The Royal Thai Air Force has expanded its combat aircraft fleet with Saab Gripen fighters, for which pilot training is provided by roughly two dozen CT-4A/E Airtrainers (ex RNZAF), half a dozen T-41Ds and 22 PC-9Ms. Advanced training and light attack duties are carried out by around 35 Aero Vodochody L-39ZA/ART Albatroses and about 20 Dassault/Dornier Alpha Jets. Six Diamond DA 42s are used for multi-engine training, and another four are used for reconnaissance.
The Bangladesh Air Force has seven L-39ZAs, six Shenyang FT-6s, and 11 Cessna T-37Bs in service. It is planning to modernise much of its fleet and is looking at purchasing 10-16 Yak-130 fighter/trainers.
Myanmar’s Air Force acquired 16 PC-7s in 1979/80 (and modified them for ground attack missions), ten PC-9s in the mid-80s and six Soko G-4 Super Galebs in 1990. The latter were non-operational by the mid 2000s and appear to have been replaced by a dozen K-8s, received between 1998 and 2000. Another 50 were apparently ordered in 2009.
Numerous other Asia-Pacific countries operate an eclectic mix of trainers. The North Korea People’s Army Air Force has 30 Shengyan FT-2 (MiG-15UTI) and 135 Shenyang FT-5 trainers, as well as dozens of Nanchang CJ-6 piston trainers and a dozen L-39Cs. The Vietnam People’s Air Force has two dozen L-39s in service, together with Yak-52 piston trainers, and has reported interest in acquiring eight Yak-130s from Russia from 2015 to replace its L-39s.

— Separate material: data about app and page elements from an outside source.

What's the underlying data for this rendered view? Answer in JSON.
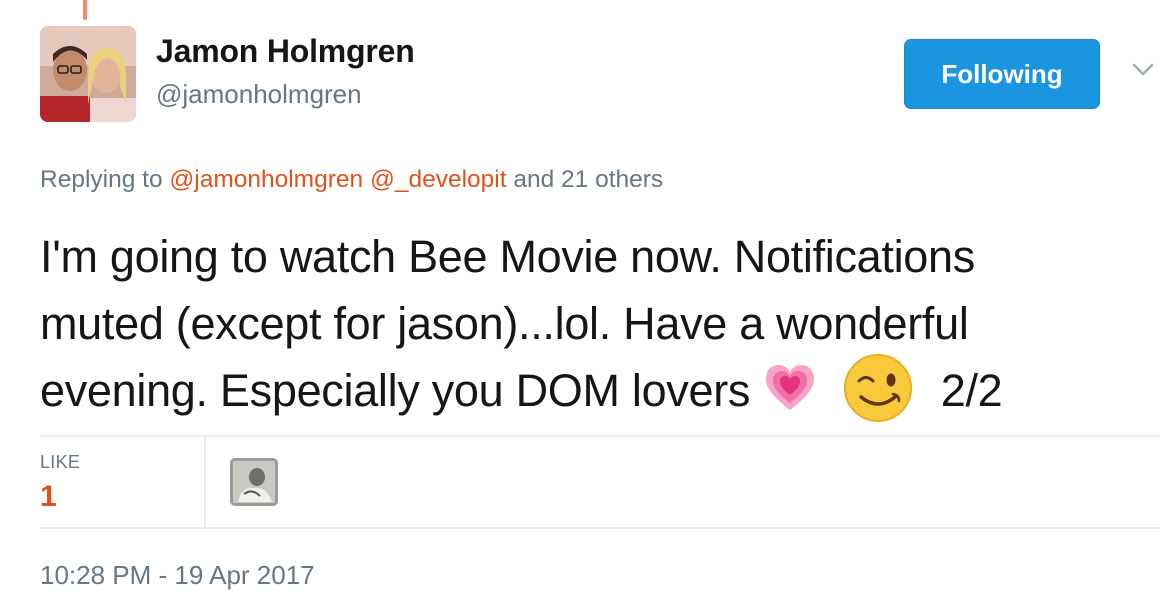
{
  "tweet": {
    "author": {
      "display_name": "Jamon Holmgren",
      "handle": "@jamonholmgren"
    },
    "follow_button_label": "Following",
    "reply_context": {
      "prefix": "Replying to",
      "mention_1": "@jamonholmgren",
      "mention_2": "@_developit",
      "suffix": "and 21 others"
    },
    "text": {
      "line1": "I'm going to watch Bee Movie now. Notifications",
      "line2": "muted (except for jason)...lol. Have a wonderful",
      "line3_before_emoji": "evening. Especially you DOM lovers",
      "line3_after_emoji": "2/2"
    },
    "emojis": [
      "growing-heart-icon",
      "winking-face-icon"
    ],
    "stats": {
      "like_label": "LIKE",
      "like_count": "1"
    },
    "timestamp": "10:28 PM - 19 Apr 2017"
  },
  "colors": {
    "accent": "#1b95e0",
    "mention": "#e0521c",
    "secondary_text": "#657786",
    "thread_line": "#f28f69"
  }
}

Elsewhere, the Royal Brunei Air Force has four PC-7 Mk IIs in service; the Royal Cambodian Air Force has five L-39Cs and Sri Lanka flies a half a dozen K-8s, and handfuls of PT-6s and Cessna 150s.